Here’s what Spokane health workers are doing to combat COVID-19 spread in diverse communities

WA Dept of Health: Minorities hospitalized, dying at higher rates from COVID-19

SPOKANE, Wash. – COVID-19 guidelines, new regulations, things can change quickly with the pandemic. It’s not always easy to follow along, especially for those who don’t speak English.

Fortunately, there’s a team out there to help.

The Spokane Regional Health District has a team of what’s called community health workers.

Kimberly Kreber, the community health worker coordinator with SRHD, says they have a team of about 11 people who are also part of those communities. This includes the Hispanic communities, as well as Slavic, Marshallese and more.

People like David Castro and Nataliya Dimov know what’s going on in their smaller communities, and they decided to step up and help them understand what’s going on with the pandemic.

Reaching certain communities can be tough, especially right now.

“For me, Facebook live events where I can talk to people about different topics like data or what the governor has to say related to the new restrictions,” Castro says of how he helps reach the LatinX community.

While Castro continuously does Facebook lives, he knows not everyone can connect to the internet. Getting into this role, Castro wished they could do even more to help reach other Latinos.

That’s why spreading information by word of mouth can be really powerful.

In one instance Castro shared with 4 News Now, he said someone was isolation, being in close contact with someone who had symptoms. During that time, that gentleman asked for more information about testing sites to give to his friends and co-workers.
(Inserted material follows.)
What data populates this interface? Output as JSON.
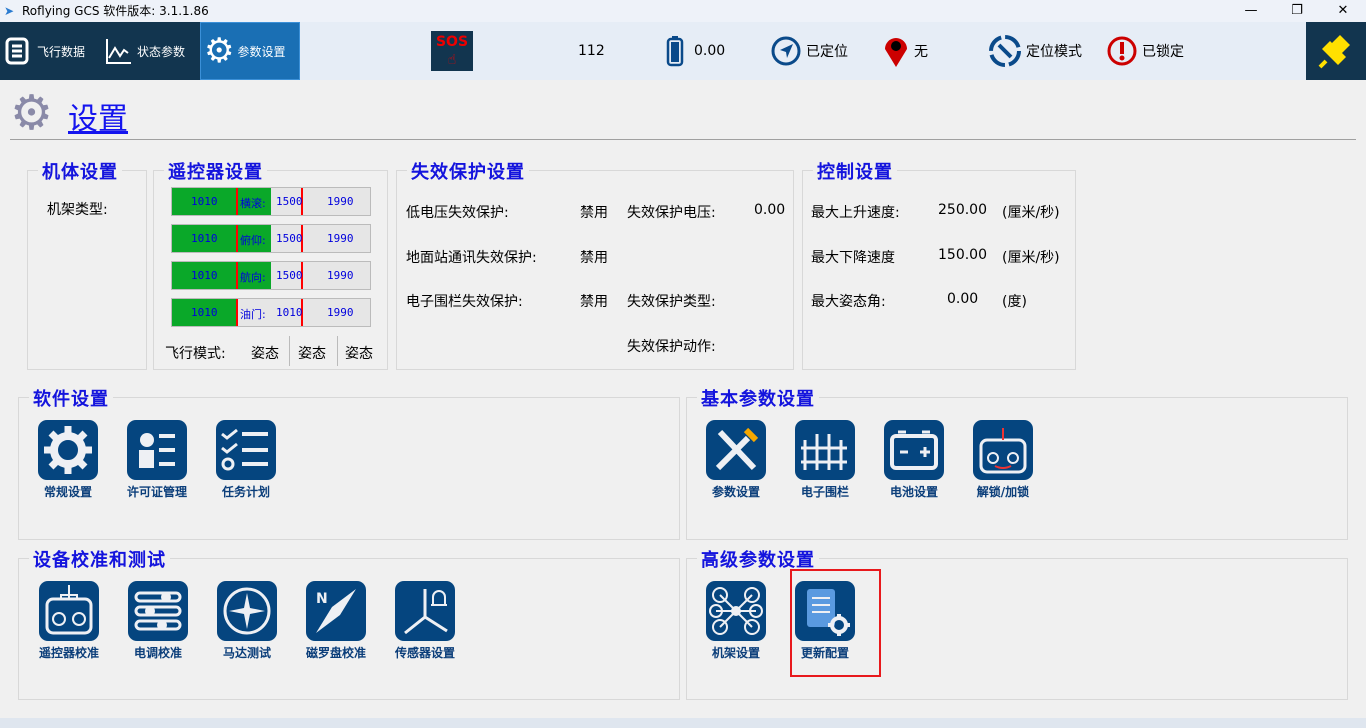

“He said, ‘I wouldn’t have gotten tested if it wasn’t for my daughter who was having symptoms and I wasn’t,'” Castro explained. “That was really beautiful to see that and that’s how community health prospers, is through word of mouth. It’s through people taking ownership and sharing that knowledge with others.”

The health district is also creating ads and graphics in other languages, having them placed in community newsletters or newspapers.

Dimov, the Slavic community health worker, says they had an ad in November thanking essential workers for all they’ve done.

“We are currently working on another ad for December and maybe including some stories of people who went through COVID personally and their experiences for people to see that this affecting everybody and not just specific communities,” she said.

RELATED: Health data shows Spokane County’s Pacific Islanders disproportionately affected by COVID-19

RELATED: WA Dept of Health: Minorities hospitalized, dying at higher rates from COVID-19

COVID-19 can affect anyone, but health officials say COVID-19 impacts people of color and immigrant communities more due to health inequities. It’s all dependent on their working and living conditions, access to healthcare and language barriers.

That’s why Dimov and Castro are out there reaching out to these communities and making sure they understand what’s going on.

“We’re just trying to reach out to the local churches and people in the community who are respected to just build relationships and see how they are doing,” Dimov said. “Just try to help them understand the message everyone’s trying to convey to keep this community safe.”

Kreber says the health district is continuously working with other community organizations to help offer services and making sure things can be translated well, too. Latinos en Spokane is one organization helping Castro and others in the community get access to the services and resources they may need.

For example, some community organizations are helping diverse communities work through the unemployment system.

“Really, it goes back to class standards, which is culturally and linguistically appropriate services,” she said. “It’s not having someone who can speak the language, but it’s also someone that can help navigate the system.”

Both Dimov and Castra say they see a solidarity between people in their communities, as well as an understanding of what’s going on. They just have to continue keeping in touch with them and helping them access services whenever needed.

“I think everyone is waiting and wanting to get things back to normal as quickly as possible. Again, we can’t rush things or try to do things without looking at the guidelines, just trying our best to go along with everything and going through this together,” Dimov said.

To learn more about racial and ethnic disparities with COVID-19, click here.

RELATED: 1 in 40 people living in Spokane Co. have tested positive for COVID-19 during pandemic